Calm has returned to the town of Sidi Bouzid, the birthplace of the Tunisian revolution, after an overnight curfew was imposed because of violent post-election protests, police said. “There were no incidents during the night,” a police official told the Agencies. Tension had remained high late on Friday despite the curfew, as disgruntled groups threatened further damage and the army boosted patrols in the town, an AFP correspondent said. The curfew - in effect from 7:00pm on Friday until 5:00am on Saturday - was imposed after hundreds of people marched on the Sidi Bouzid headquarters of the Ennahdha party on Thursday.

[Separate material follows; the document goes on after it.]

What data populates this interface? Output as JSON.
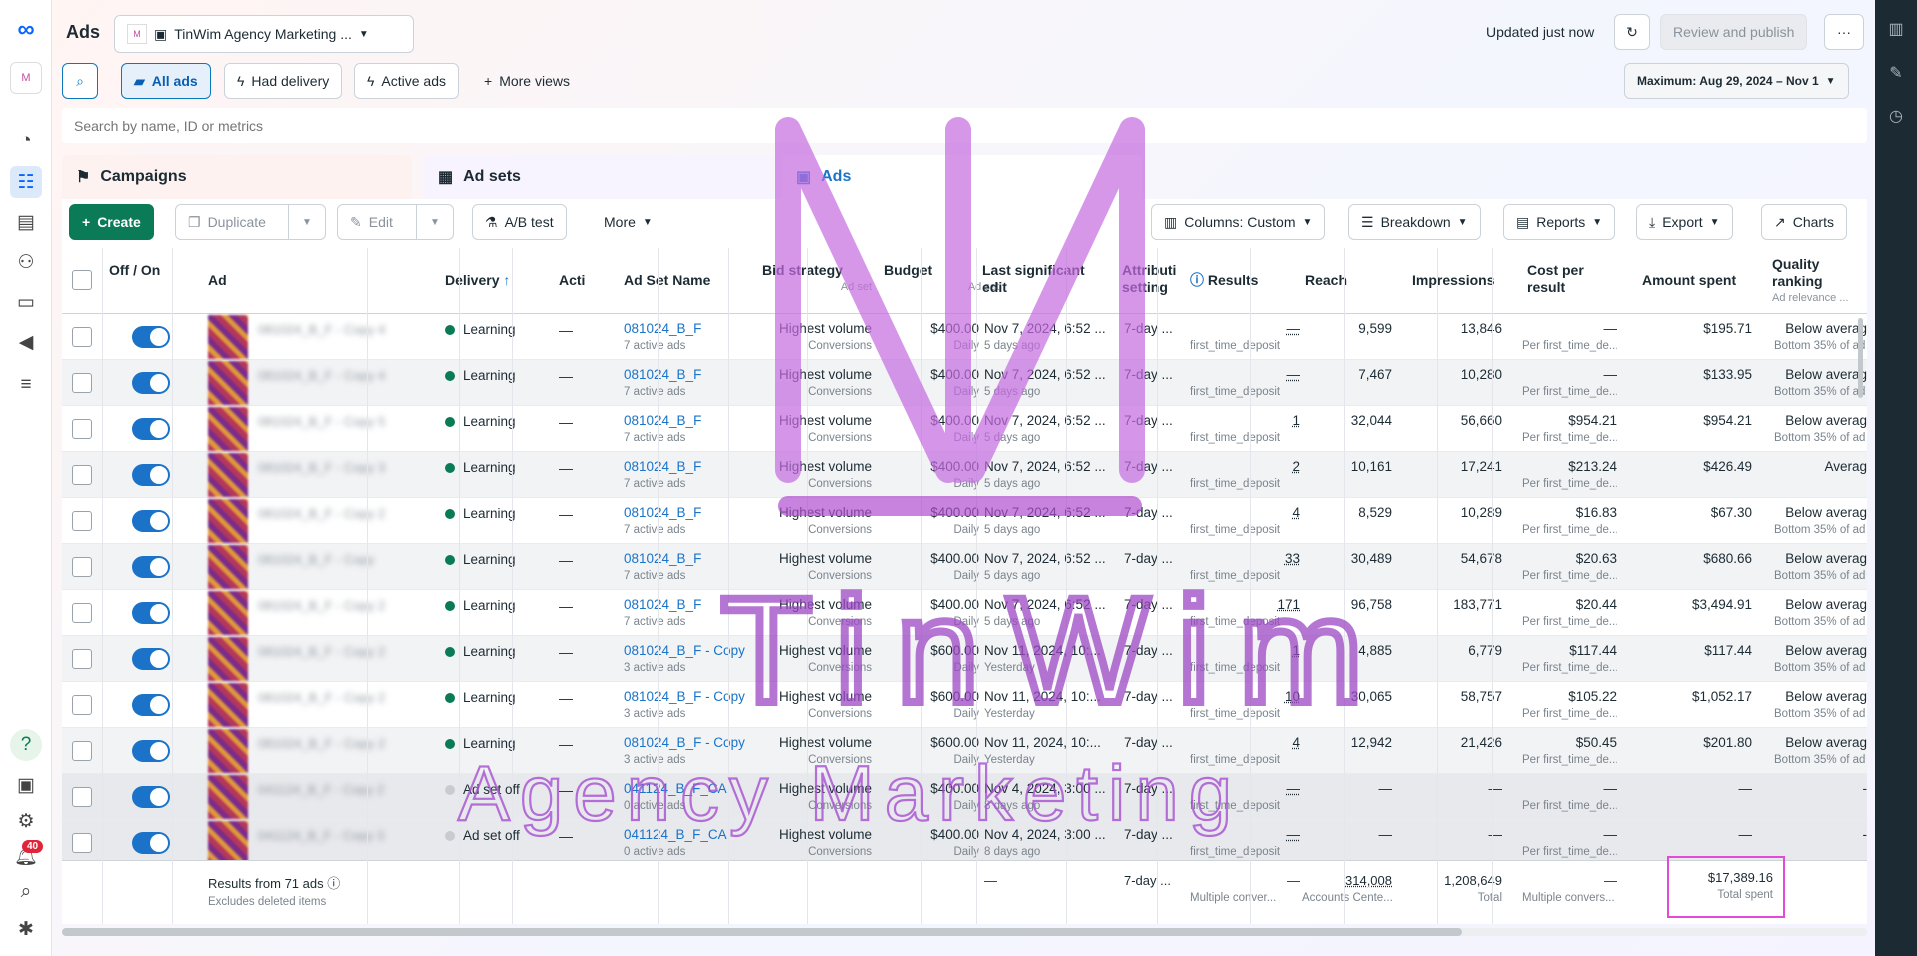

The crowd burned tyres and pelted security forces with stones following the announcement that Ennahdha had won last Sunday’s national elections.
On Saturday, the town’s weekly market was open, and residents went about normal activities as teams worked to clean and repair public buildings vandalised during the unrest there. A few tanks remained stationed by the police headquarters and town hall, however, and schools remained closed. In a statement on Saturday, Ennahdha’s Sidi Bouzid branch said it respected the right for people to peacefully protest, but it also condemned “all forms of violence and vandalism”. It was in Sidi Bouzid that Mohamed Bouazizi, a 26-year old fruit-seller, set himself on fire on December 17 last year to protest against abuses under Zine El Abidine Ben Ali’s, the former president, 23-year regime. He died days later, but Bouazizi’s desperate act sparked the popular revolt that toppled Ben Ali less than a month later and ignited region-wide uprisings that have since also ousted strongmen in Cairo and Tripoli.